Until the WHO plan is finalized, the TGA says that it will use new trade names alongside the same biologic name as the reference product. For instance, a biosimilar to the reference product Neupogen filgrastim would be named 'tradename' filgrastim. The TGA has been approving biosimilars since 2010.
The shift to follow the WHO comes as last summer the WHO released a new biologic qualifier (BQ) plan that would mean biosimilar names remain unique from their reference products.
Approved by the WHO’s INN (International Nonproprietary Name) Expert Group, the BQ system would use of an alphabetic code assigned at random to a biological active substance manufactured at a specified site. The BQ code, which will consist of four random letters, would not be part of the INN, which would still be selected under the same procedure.
Adoption of the BQ scheme, which is supported by US industry group BIO and USP, would be funded by a single fee from each applicant, and involvement would be decided by an individual country’s regulatory authorities. The system would be used to complement an INN for a biological substance by uniquely identifying directly or indirectly the manufacturer and manufacturing site of the active substance in a biological product.

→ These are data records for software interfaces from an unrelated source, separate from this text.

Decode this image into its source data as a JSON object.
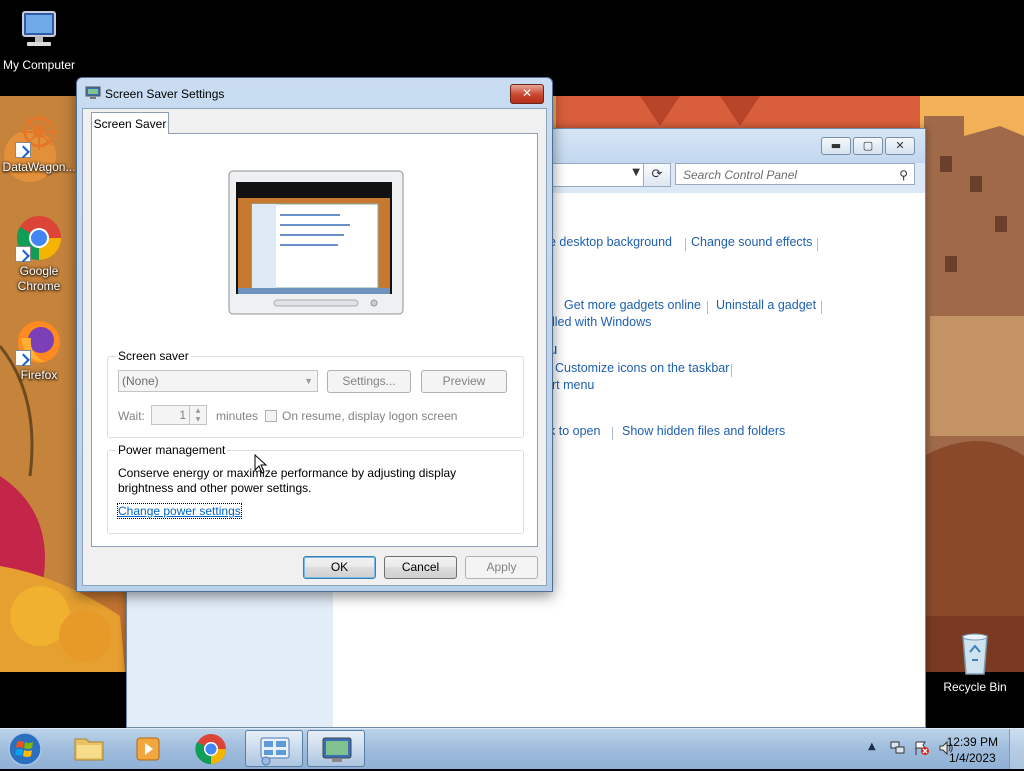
{
  "desktop": {
    "icons": [
      {
        "label": "My Computer"
      },
      {
        "label": "DataWagon..."
      },
      {
        "label": "Google Chrome"
      },
      {
        "label": "Firefox"
      },
      {
        "label": "Recycle Bin"
      }
    ]
  },
  "control_panel": {
    "search_placeholder": "Search Control Panel",
    "links": [
      "e desktop background",
      "Change sound effects",
      "Get more gadgets online",
      "Uninstall a gadget",
      "lled with Windows",
      "u",
      "Customize icons on the taskbar",
      "rt menu",
      "k to open",
      "Show hidden files and folders"
    ]
  },
  "dialog": {
    "title": "Screen Saver Settings",
    "close_label": "✕",
    "tab_label": "Screen Saver",
    "screen_saver_group": {
      "legend": "Screen saver",
      "selected": "(None)",
      "settings_label": "Settings...",
      "preview_label": "Preview",
      "wait_label": "Wait:",
      "wait_value": "1",
      "minutes_label": "minutes",
      "resume_label": "On resume, display logon screen"
    },
    "power_group": {
      "legend": "Power management",
      "description_1": "Conserve energy or maximize performance by adjusting display",
      "description_2": "brightness and other power settings.",
      "link": "Change power settings"
    },
    "buttons": {
      "ok": "OK",
      "cancel": "Cancel",
      "apply": "Apply"
    }
  },
  "taskbar": {
    "time": "12:39 PM",
    "date": "1/4/2023"
  },
  "colors": {
    "link": "#1e5fb0",
    "accent": "#3c7fb1"
  }
}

Originally in July 2013 the TGA published guidance on biosimilar naming based upon the combination of a WHO INN-issued biosimilar identifier with the Australian biological name (ABN). The TGA’s call for a distinctive nonproprietary identifier to be given to each biosimilar aligned the country with Japan, but created a situation in which the same biosimilar could potentially have different names in different markets, which could further add to the confusion around biosimilars.

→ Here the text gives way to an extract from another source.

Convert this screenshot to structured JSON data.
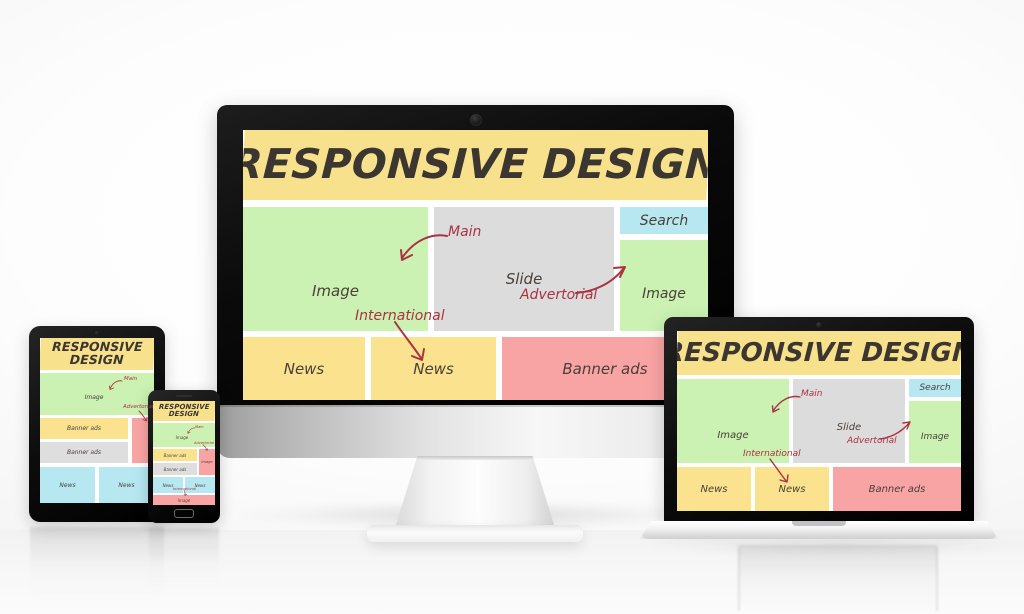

But when in July 2014 the WHO published its new draft policy, which superseded the previous INN position on which the TGA policy was based, the TGA says it will now undertake a review of its policy.

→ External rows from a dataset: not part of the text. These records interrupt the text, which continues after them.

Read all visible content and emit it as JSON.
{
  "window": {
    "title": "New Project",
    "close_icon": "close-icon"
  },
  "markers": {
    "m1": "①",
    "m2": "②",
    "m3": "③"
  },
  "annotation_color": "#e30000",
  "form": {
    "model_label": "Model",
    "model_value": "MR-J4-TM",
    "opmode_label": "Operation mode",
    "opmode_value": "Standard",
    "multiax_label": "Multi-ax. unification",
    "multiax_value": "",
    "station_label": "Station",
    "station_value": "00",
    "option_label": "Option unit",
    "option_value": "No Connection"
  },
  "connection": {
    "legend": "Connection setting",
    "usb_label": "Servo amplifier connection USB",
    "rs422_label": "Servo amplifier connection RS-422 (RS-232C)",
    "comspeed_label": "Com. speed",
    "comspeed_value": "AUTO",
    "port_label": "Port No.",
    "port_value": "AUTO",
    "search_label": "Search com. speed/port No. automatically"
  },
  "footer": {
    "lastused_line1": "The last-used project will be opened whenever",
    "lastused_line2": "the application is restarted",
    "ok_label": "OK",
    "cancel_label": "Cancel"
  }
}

As far as where industry stands, AbbVie, Genentech and Amgen are calling for new non-proprietary names for biosimilars in the US, while industry group GPhA and Novartis believe biologics and biosimilars should have the same INNs, like in Europe.
A GPhA spokesman told BioPharma-Reporter.com the group’s position has not changed since the WHO’s draft policy was released.
An Amgen spokeswoman, meanwhile, told us the company supports “distinguishable naming conventions for all biologics [that] will help strengthen the accuracy of tracing via post-marketing safety monitoring systems.”
And as far as the WHO, the spokeswoman added: “Amgen supports the overall direction the World Health Organization (WHO) is taking with regard to their proposed international non-proprietary naming (INN) policy for biologic medicines.”